Which board games will be winners this Christmas?
PUBLISHED: 12:06 19 December 2018 | UPDATED: 12:12 19 December 2018
We might be in the age of video games, but board games are still favourites at Christmas. Which game will get your family sitting round the table?
While traditional games such as Scrabble and Connect 4 are still popular, a new generation of board games have also been capturing the imaginations of families over recent years.
Ipswich County Library has a collection of around 70 board games donated by Norwich-based Zatu Games, which customers can play with and borrow, and also holds regular board game sessions aimed at older people, as well as special game events.
Library and information adviser Andrew Miller, who is a keen board gamer, said: “Christmas is a traditional time for families to discover board games. A lot of families only all get together at Christmas.”
Ben Garry of Zatu Games said: “In terms of popular games this Christmas, we have so far found that Azul is one of the most popular, as well as the classic Ticket To Ride Europe, Codenames, Takenoko and Kingdomino.”
Azul, which won the prestigious German Game of the Year award (Spiel des Jahres) for 2018, is a game where players have to embellish the walls of a palace with tiles.
Mr Garry said: “Throughout my childhood and now in adult life, my family have always enjoyed a good family game and, at Christmas, we always had certain traditions in terms of which board games we would play and when.
“For example, Christmas Eve would always be when the big, long game of Risk would begin - a game that was rarely completed! Christmas Day, while waiting for lunch, would always be an argumentative game of Monopoly and in the evening, to finish off the day, we would always have a slightly merry game of Pictionary or Charades.’
At Ipswich County Library, Mr Miller said Ticket to Ride Europe was one of the most popular modern board games, adding that these games have been rising in popularity and there are growing numbers of “hobby board gamers” who regularly meet to play. “I think people love sitting round a table with a group.”
He said the games appeal to all ages. “I have played games of Connect 4 with four-year-olds, and there’s a game called Happy Salmon which I’ve played with a group of Scouts.”

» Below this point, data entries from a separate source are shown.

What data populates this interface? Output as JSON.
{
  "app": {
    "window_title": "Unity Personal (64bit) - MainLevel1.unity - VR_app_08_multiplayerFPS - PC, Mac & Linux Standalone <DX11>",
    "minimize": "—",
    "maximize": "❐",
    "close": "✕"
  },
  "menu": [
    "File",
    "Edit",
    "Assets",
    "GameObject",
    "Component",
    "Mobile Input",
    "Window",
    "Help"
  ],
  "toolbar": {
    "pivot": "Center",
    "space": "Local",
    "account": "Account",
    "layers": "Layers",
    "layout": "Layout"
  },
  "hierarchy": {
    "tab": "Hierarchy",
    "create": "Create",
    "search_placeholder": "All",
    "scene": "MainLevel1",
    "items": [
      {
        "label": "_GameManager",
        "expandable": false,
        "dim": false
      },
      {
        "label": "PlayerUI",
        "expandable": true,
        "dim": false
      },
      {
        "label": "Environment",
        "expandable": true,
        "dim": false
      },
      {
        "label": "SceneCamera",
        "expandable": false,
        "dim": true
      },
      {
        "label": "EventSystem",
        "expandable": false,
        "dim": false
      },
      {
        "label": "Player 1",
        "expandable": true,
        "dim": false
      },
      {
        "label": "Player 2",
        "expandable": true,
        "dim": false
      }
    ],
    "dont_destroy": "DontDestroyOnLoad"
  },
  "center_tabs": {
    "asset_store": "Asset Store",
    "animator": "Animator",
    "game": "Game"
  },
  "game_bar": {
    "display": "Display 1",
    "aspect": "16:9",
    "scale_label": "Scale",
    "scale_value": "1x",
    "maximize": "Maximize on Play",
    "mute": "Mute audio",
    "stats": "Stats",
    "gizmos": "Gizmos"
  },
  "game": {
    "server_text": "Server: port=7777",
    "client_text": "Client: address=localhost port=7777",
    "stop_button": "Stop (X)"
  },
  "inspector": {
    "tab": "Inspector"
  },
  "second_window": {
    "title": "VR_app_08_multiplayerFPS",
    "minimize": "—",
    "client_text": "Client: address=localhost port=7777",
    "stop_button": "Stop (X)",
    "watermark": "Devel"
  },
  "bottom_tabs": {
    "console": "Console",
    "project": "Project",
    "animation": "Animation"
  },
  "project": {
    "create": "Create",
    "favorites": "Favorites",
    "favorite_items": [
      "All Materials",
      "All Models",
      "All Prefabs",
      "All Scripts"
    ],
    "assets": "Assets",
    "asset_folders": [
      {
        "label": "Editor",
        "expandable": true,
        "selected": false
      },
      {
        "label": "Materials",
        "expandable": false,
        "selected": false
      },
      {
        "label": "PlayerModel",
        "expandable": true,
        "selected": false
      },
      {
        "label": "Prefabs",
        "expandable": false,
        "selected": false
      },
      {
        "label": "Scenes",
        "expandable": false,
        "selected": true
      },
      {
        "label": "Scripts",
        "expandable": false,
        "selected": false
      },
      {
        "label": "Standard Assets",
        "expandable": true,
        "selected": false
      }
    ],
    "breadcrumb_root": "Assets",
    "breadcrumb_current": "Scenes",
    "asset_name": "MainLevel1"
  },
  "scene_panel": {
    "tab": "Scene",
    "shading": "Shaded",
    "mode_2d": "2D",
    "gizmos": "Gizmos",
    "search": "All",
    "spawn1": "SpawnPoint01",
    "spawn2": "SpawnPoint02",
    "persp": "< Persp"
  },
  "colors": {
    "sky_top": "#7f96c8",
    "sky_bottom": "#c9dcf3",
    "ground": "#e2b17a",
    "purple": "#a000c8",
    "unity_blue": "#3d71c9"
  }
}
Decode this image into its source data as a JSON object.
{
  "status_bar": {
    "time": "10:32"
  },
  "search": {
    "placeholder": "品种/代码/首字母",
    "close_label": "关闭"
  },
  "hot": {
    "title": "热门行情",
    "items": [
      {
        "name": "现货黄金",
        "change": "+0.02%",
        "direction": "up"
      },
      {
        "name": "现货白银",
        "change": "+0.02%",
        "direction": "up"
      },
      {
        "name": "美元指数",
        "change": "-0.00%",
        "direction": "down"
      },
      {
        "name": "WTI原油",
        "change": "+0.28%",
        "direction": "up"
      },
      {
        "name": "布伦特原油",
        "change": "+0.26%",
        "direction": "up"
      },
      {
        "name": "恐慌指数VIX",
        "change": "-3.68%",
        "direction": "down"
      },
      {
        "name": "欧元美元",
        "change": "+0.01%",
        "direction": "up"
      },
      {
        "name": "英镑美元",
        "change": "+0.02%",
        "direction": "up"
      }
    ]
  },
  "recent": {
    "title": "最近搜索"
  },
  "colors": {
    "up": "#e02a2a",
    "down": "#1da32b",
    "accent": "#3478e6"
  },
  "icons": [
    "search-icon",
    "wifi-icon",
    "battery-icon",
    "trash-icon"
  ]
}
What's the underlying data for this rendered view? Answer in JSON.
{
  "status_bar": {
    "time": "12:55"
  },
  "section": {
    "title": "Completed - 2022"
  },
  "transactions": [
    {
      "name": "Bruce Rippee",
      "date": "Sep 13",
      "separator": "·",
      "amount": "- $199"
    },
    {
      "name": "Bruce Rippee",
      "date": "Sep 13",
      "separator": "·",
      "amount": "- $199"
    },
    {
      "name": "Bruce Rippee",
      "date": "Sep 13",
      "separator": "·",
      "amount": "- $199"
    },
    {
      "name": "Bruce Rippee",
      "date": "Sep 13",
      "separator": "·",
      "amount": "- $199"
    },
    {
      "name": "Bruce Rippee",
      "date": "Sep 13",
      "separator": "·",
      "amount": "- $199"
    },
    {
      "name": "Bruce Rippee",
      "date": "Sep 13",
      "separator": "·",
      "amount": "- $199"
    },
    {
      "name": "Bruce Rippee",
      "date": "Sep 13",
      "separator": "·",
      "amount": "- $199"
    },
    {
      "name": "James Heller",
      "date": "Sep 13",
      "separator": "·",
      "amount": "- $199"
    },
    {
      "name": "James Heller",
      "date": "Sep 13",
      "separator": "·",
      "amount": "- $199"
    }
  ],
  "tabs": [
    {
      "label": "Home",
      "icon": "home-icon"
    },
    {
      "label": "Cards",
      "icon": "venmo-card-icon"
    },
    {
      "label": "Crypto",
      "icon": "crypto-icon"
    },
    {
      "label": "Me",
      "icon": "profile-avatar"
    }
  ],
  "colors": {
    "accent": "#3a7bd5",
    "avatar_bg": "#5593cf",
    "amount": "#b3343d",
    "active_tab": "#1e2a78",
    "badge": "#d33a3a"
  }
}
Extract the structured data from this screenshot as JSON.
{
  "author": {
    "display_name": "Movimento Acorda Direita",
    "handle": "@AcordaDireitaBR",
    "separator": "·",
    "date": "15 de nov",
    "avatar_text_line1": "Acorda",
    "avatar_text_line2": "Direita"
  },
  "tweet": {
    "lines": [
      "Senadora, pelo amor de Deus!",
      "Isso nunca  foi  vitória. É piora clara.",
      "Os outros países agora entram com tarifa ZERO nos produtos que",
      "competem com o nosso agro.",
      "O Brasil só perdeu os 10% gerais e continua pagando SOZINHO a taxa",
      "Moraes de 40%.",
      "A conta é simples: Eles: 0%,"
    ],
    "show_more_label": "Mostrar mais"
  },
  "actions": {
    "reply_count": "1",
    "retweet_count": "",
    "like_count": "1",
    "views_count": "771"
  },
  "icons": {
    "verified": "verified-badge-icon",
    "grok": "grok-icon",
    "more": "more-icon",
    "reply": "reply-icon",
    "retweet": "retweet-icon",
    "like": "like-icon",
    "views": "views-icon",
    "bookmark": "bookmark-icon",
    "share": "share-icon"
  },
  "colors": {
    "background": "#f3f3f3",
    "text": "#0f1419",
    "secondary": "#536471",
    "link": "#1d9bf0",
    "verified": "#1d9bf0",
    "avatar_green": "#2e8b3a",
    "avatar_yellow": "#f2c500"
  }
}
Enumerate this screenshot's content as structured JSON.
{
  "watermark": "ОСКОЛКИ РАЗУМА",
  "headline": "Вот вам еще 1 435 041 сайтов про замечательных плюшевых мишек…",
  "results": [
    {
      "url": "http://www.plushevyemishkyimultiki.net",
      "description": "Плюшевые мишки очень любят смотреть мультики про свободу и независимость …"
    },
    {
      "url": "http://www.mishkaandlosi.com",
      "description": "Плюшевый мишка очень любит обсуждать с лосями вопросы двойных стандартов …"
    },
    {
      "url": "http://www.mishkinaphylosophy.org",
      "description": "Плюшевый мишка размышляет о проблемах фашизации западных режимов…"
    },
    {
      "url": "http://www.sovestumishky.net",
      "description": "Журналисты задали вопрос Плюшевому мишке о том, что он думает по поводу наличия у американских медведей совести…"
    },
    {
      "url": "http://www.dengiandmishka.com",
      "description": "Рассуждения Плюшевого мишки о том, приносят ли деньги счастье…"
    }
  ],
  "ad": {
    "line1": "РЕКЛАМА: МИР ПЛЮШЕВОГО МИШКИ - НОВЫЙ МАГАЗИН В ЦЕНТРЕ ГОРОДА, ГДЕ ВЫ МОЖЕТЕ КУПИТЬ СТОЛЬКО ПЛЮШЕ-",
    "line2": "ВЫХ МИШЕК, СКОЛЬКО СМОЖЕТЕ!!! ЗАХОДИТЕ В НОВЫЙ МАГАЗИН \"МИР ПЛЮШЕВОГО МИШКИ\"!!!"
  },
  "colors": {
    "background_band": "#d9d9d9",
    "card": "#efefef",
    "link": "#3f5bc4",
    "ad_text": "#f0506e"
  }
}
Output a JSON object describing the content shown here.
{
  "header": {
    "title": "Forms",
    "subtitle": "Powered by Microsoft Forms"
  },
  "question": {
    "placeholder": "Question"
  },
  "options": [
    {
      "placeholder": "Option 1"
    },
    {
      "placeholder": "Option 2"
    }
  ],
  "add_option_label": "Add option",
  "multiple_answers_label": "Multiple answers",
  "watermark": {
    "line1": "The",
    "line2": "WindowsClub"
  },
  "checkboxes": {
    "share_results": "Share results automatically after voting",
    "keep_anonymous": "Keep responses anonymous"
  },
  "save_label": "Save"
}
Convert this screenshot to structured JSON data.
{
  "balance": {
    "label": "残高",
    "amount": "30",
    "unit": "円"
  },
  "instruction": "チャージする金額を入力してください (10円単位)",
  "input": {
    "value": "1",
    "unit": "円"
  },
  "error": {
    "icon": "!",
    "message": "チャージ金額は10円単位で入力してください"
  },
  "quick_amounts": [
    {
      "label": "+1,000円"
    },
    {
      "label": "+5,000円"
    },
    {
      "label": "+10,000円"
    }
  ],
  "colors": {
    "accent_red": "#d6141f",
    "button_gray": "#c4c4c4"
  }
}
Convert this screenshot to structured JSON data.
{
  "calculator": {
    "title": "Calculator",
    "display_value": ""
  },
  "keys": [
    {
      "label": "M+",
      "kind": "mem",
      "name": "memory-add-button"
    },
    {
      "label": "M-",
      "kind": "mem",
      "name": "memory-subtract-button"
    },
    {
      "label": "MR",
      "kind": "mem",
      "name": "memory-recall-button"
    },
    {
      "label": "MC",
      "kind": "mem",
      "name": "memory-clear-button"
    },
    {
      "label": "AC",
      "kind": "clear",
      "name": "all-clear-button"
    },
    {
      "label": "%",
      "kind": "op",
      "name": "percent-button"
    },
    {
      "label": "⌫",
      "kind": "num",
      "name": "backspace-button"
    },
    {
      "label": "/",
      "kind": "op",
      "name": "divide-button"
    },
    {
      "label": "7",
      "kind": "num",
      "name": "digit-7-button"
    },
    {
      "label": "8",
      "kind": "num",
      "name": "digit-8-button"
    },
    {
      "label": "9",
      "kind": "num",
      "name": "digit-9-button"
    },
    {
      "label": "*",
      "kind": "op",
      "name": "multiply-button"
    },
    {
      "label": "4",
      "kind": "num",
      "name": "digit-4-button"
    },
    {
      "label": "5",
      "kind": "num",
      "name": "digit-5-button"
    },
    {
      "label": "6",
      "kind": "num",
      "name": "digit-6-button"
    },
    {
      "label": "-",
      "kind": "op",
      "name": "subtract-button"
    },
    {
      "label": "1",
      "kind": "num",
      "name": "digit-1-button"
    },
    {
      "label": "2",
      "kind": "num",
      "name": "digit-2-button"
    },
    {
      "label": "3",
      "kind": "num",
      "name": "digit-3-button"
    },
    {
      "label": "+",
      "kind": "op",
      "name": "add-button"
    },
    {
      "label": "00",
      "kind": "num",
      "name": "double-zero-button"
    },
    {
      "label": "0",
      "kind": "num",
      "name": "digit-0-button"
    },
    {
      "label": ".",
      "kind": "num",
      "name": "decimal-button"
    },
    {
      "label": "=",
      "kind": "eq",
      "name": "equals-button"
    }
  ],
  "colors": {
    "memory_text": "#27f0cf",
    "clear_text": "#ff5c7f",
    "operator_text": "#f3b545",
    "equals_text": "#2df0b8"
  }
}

Many families will have memories of long games of Monopoly over the festive season ending up with a row, as children can often get upset about losing!
Mr Miller said that, if people ask to borrow Monopoly, he sometimes suggests they might like to try another game such as Ticket to Ride or Carcassone as an alternative.
However, he added, “Traditional games like Cluedo and Monopoly are still popular. Modern board games are taking a little while for people to learn about them.”